"We were getting shots we wanted, we were getting to the free throw line, we missed free throws, we missed shots we normally make," Villanova coach Jay Wright said. "But good teams find a way to win anyway."
That the Wildcats almost did so came down to one of the points Wright made in that quote. Despite shooting just 7-for-26 from the field and 1-for-8 from three-point range in the first half, Villanova was able to pound the ball inside a lot. That led to 18 free throw attempts, and Seton Hall started to show signs of strain because of it.
Josh Hart and Kris Jenkins took advantage, sparking a 16-0 run after Seton Hall took that 44-31 lead. With 8:03 remaining, Hilliard nailed a three-pointer to put the Wildcats ahead, 47-44.
The rest of the game saw five ties, seven lead changes, and zero mentions of the fact that Syracuse and Connecticut weren't around anymore.
Villanova's final lead came with seven seconds to go, as Hilliard hit a runner in the lane to put the Wildcats up 63-62. Seton Hall inbounded the ball, crossed midcourt and called timeout with three seconds left. That gave coach Ralph Williard time to set up a play for Gibbs to score. Coach and player delivered.
"That's what tournament time is all about," Wright said afterward. "They made a great play, give them credit."
Josh Hart led Villanova in scoring from the bench with 18 points, and also had eight rebounds.
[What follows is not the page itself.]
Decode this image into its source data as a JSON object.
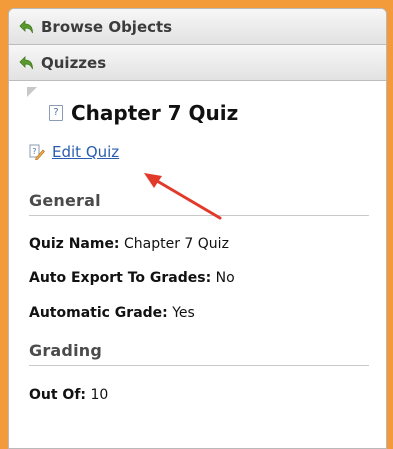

Darrun Hilliard and JayVaughn Pinkston scored 11 points each, with Hilliard scoring all of his after halftime.
Pinkston could have had quite a few more points, but he made just three of his 10 free throw attempts. The loss certainly shouldn't be just put on him, because Villanova's first-half struggles were team-wide. They shot just 7-for-26 from the field, and 1-for-8 from three-point range. Still, those misses from the charity stripe stand out.
Seton Hall's Eugene Teague led all scorers with 19 points, and pulled down 12 rebounds. Patrik Auda added 13 points, all during Seton Hall's dominant first half.
The loss deals a significant blow to the Wildcats' hopes of gaining a No. 1 seed in the NCAA tournament. But as the Big East's regular season champions, they could still gain a much-coveted high seed in the East Region - which would get them back to Madison Square Garden for the regional semifinals if they advance that far.
Wright, though, remains unconcerned about his team's NCAA tournament seed or where it plays. He made the point when the regular season ended, and reiterated it again Thursday.
"You've all heard me say this before - this was not about 1-seeds [or] 2 seeds," he said. "Any of that stuff in the NCAA tournament, I don't really care about... We'll play anybody anywhere."
Of greater consequence to Wright is the Big East tournament in and of itself. Villanova's regular-season title was its first since 1982, but the Wildcats haven't won the conference tournament since 1995, when Steve Lappas was in charge. It is the only Big East tournament in program history, and Wright craves one to call his own.
'Winning the Big East tournament would mean more to us than a [NCAA tournament] 1-seed," Wright said. "We want to be here until Saturday. I think we're most disappointed about that."
Wright is well aware that the Wildcats haven't been able to stay in New York until Saturday since 1997, the last year they made the championship game. Villanova hasn't won two games in a single Big East tournament since 2004, when they made the semifinals as the No. 11 seed. Since then, they've won one and lost one five times, and have lost their tournament debut four times.
Of course, those numbers don't tell the whole story, because of the byes and double-byes when the Big East was bigger. But the goal of being at the Garden on Saturday night still remains elusive.
Now Wright and his players turn their focus to Selection Sunday, as they wait to find out where they'll be spending the rest of March.
As senior guard Ryan Arcidiacono succinctly noted, there's no margin for error anymore.
"We have to bring it right from the start," he said. "We can't have Coach call a quick timeout. We have to bring it."
The Langhorne native was all too aware that a little more of that spirit Thursday would likely have made a lot of difference.
I hosted a live chat during the game. Check out the transcript below for all the details on how the late drama unfolded.